David Halpert has taken a leave from his law firm in Denver to help his aging parents, who still live in suburban Detroit. He learns that his high school girlfriend Natalie and her older half-brother Dirk have recently been murdered, and he calls on her family to pay his respects. He becomes involved with their younger sister Caroline, who is visiting from Los Angeles.
Much to his own surprise, David decides to settle down in Detroit--since his son was killed in a car accident and he and his wife divorced, there is little to hold him in Denver. He gets a job at a Detroit firm, buys Dirk's home in a black neighborhood (David is white), and offers shelter to a young hoodlum whom Dirk tried to help before his death. When Caroline discovers that she is pregnant and a DNA test proves her husband is not the father, she too decides to return home to Detroit with her son.

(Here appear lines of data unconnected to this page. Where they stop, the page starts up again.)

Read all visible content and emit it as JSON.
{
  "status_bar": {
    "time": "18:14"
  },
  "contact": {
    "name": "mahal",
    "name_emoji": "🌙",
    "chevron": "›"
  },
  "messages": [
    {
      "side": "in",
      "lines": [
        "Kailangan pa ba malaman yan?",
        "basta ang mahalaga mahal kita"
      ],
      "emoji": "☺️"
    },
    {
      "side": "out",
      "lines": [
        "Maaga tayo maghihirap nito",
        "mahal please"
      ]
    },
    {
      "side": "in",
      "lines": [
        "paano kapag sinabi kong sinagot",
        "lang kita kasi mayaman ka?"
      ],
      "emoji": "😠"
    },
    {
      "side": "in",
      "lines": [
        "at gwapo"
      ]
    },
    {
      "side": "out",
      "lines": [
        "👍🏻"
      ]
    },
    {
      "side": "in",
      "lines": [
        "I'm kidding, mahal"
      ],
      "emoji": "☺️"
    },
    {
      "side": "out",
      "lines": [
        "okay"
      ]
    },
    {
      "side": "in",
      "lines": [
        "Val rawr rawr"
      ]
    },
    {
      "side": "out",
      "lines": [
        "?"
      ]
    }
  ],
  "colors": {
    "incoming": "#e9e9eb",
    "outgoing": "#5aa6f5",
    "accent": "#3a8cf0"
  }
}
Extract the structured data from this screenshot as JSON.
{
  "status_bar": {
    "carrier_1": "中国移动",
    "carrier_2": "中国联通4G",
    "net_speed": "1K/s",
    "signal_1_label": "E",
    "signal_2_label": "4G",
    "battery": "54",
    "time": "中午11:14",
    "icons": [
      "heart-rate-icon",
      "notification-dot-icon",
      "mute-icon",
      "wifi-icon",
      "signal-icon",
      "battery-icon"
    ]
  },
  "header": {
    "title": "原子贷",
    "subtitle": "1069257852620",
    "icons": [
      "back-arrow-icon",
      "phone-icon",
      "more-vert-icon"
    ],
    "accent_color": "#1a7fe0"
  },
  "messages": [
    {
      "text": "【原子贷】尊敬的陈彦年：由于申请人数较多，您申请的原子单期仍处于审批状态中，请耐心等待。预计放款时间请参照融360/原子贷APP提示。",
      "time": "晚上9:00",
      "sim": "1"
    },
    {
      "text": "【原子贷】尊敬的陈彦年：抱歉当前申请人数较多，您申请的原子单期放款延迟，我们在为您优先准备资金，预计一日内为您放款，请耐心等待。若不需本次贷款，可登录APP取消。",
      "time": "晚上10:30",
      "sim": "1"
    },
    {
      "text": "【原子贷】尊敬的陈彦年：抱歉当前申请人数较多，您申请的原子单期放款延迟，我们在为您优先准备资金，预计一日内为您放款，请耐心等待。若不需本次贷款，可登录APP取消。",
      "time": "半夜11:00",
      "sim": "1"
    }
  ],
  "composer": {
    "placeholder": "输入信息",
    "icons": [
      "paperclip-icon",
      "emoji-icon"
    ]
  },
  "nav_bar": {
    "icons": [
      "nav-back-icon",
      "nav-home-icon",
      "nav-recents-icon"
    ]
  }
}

Lots happens in Say Nice Things about Detroit, but the plot isn't what matters. Rather, it's the exploration of what can go right and wrong in individuals' lives in a racially divided and economically depressed city like Detroit and the search for home, to fill the holes that the trials of life have left in one's heart. I'm always surprised when a male author writes an essentially romantic book, but Say Nice Things about Detroit is also that--indeed the happy ending is a bit too pat, but the issues explored give the book depth as well.
He thought that if your neighbors wanted you around, then maybe you were home.